Task prompt: What is needed is an exact copy of every entry, without the pictures.

(Extracted material begins)

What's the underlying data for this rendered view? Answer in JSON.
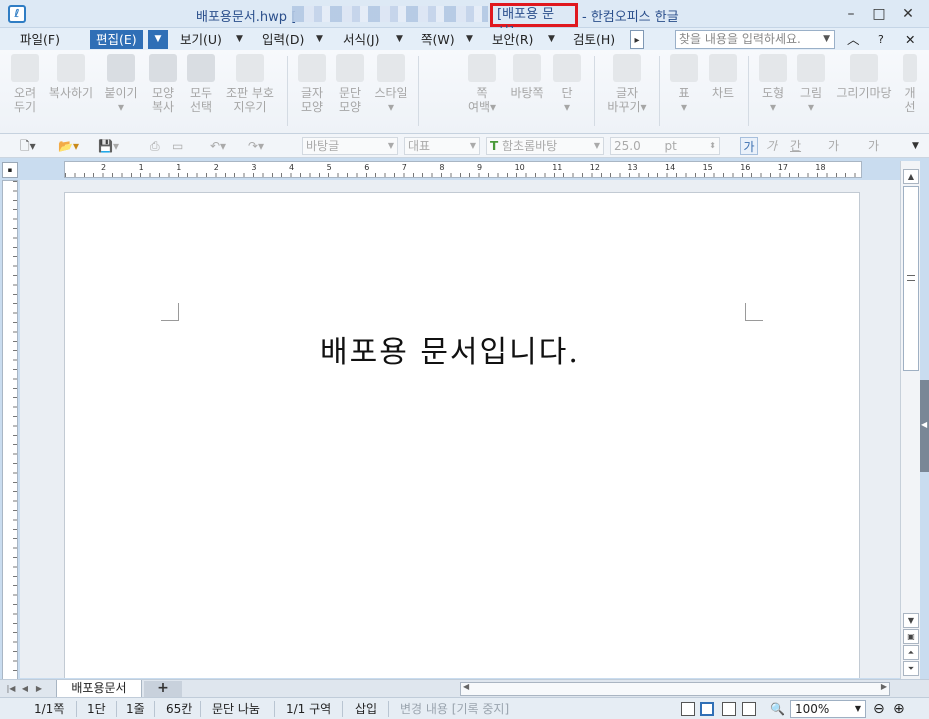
{
  "titlebar": {
    "doc_name": "배포용문서.hwp [",
    "badge": "[배포용 문서]",
    "app_name": "- 한컴오피스 한글",
    "minimize": "–",
    "maximize": "□",
    "close": "✕"
  },
  "menu": {
    "items": [
      "파일(F)",
      "편집(E)",
      "보기(U)",
      "입력(D)",
      "서식(J)",
      "쪽(W)",
      "보안(R)",
      "검토(H)"
    ],
    "active": "편집(E)",
    "more": "▸",
    "search_placeholder": "찾을 내용을 입력하세요.",
    "ribbon_collapse": "︿",
    "help": "?",
    "close": "✕"
  },
  "ribbon": {
    "buttons": [
      {
        "label1": "오려",
        "label2": "두기"
      },
      {
        "label1": "복사하기",
        "label2": ""
      },
      {
        "label1": "붙이기",
        "label2": "▾"
      },
      {
        "label1": "모양",
        "label2": "복사"
      },
      {
        "label1": "모두",
        "label2": "선택"
      },
      {
        "label1": "조판 부호",
        "label2": "지우기"
      },
      {
        "label1": "글자",
        "label2": "모양"
      },
      {
        "label1": "문단",
        "label2": "모양"
      },
      {
        "label1": "스타일",
        "label2": "▾"
      },
      {
        "label1": "쪽",
        "label2": "여백▾"
      },
      {
        "label1": "바탕쪽",
        "label2": ""
      },
      {
        "label1": "단",
        "label2": "▾"
      },
      {
        "label1": "글자",
        "label2": "바꾸기▾"
      },
      {
        "label1": "표",
        "label2": "▾"
      },
      {
        "label1": "차트",
        "label2": ""
      },
      {
        "label1": "도형",
        "label2": "▾"
      },
      {
        "label1": "그림",
        "label2": "▾"
      },
      {
        "label1": "그리기마당",
        "label2": ""
      },
      {
        "label1": "개",
        "label2": "선"
      }
    ]
  },
  "format": {
    "style": "바탕글",
    "lang": "대표",
    "font": "함초롬바탕",
    "size": "25.0",
    "unit": "pt",
    "bold": "가",
    "italic": "가",
    "underline": "간",
    "strike": "가",
    "color": "가"
  },
  "ruler": {
    "h_labels": [
      "2",
      "1",
      "1",
      "2",
      "3",
      "4",
      "5",
      "6",
      "7",
      "8",
      "9",
      "10",
      "11",
      "12",
      "13",
      "14",
      "15",
      "16",
      "17",
      "18"
    ]
  },
  "document": {
    "text": "배포용 문서입니다."
  },
  "tabs": {
    "doc_tab": "배포용문서",
    "add": "+"
  },
  "status": {
    "page": "1/1쪽",
    "column": "1단",
    "line": "1줄",
    "col": "65칸",
    "para": "문단 나눔",
    "section": "1/1 구역",
    "mode": "삽입",
    "track": "변경 내용 [기록 중지]",
    "zoom": "100%"
  },
  "colors": {
    "accent": "#2f6fb6",
    "badge_border": "#e0181e",
    "title_text": "#2b4f8c"
  }
}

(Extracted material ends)

Exercise output:
What's the underlying data for this rendered view? Answer in JSON.
{
  "titlebar": {
    "doc_name": "배포용문서.hwp [",
    "badge": "[배포용 문서]",
    "app_name": "- 한컴오피스 한글",
    "minimize": "–",
    "maximize": "□",
    "close": "✕"
  },
  "menu": {
    "items": [
      "파일(F)",
      "편집(E)",
      "보기(U)",
      "입력(D)",
      "서식(J)",
      "쪽(W)",
      "보안(R)",
      "검토(H)"
    ],
    "active": "편집(E)",
    "more": "▸",
    "search_placeholder": "찾을 내용을 입력하세요.",
    "ribbon_collapse": "︿",
    "help": "?",
    "close": "✕"
  },
  "ribbon": {
    "buttons": [
      {
        "label1": "오려",
        "label2": "두기"
      },
      {
        "label1": "복사하기",
        "label2": ""
      },
      {
        "label1": "붙이기",
        "label2": "▾"
      },
      {
        "label1": "모양",
        "label2": "복사"
      },
      {
        "label1": "모두",
        "label2": "선택"
      },
      {
        "label1": "조판 부호",
        "label2": "지우기"
      },
      {
        "label1": "글자",
        "label2": "모양"
      },
      {
        "label1": "문단",
        "label2": "모양"
      },
      {
        "label1": "스타일",
        "label2": "▾"
      },
      {
        "label1": "쪽",
        "label2": "여백▾"
      },
      {
        "label1": "바탕쪽",
        "label2": ""
      },
      {
        "label1": "단",
        "label2": "▾"
      },
      {
        "label1": "글자",
        "label2": "바꾸기▾"
      },
      {
        "label1": "표",
        "label2": "▾"
      },
      {
        "label1": "차트",
        "label2": ""
      },
      {
        "label1": "도형",
        "label2": "▾"
      },
      {
        "label1": "그림",
        "label2": "▾"
      },
      {
        "label1": "그리기마당",
        "label2": ""
      },
      {
        "label1": "개",
        "label2": "선"
      }
    ]
  },
  "format": {
    "style": "바탕글",
    "lang": "대표",
    "font": "함초롬바탕",
    "size": "25.0",
    "unit": "pt",
    "bold": "가",
    "italic": "가",
    "underline": "간",
    "strike": "가",
    "color": "가"
  },
  "ruler": {
    "h_labels": [
      "2",
      "1",
      "1",
      "2",
      "3",
      "4",
      "5",
      "6",
      "7",
      "8",
      "9",
      "10",
      "11",
      "12",
      "13",
      "14",
      "15",
      "16",
      "17",
      "18"
    ]
  },
  "document": {
    "text": "배포용 문서입니다."
  },
  "tabs": {
    "doc_tab": "배포용문서",
    "add": "+"
  },
  "status": {
    "page": "1/1쪽",
    "column": "1단",
    "line": "1줄",
    "col": "65칸",
    "para": "문단 나눔",
    "section": "1/1 구역",
    "mode": "삽입",
    "track": "변경 내용 [기록 중지]",
    "zoom": "100%"
  },
  "colors": {
    "accent": "#2f6fb6",
    "badge_border": "#e0181e",
    "title_text": "#2b4f8c"
  }
}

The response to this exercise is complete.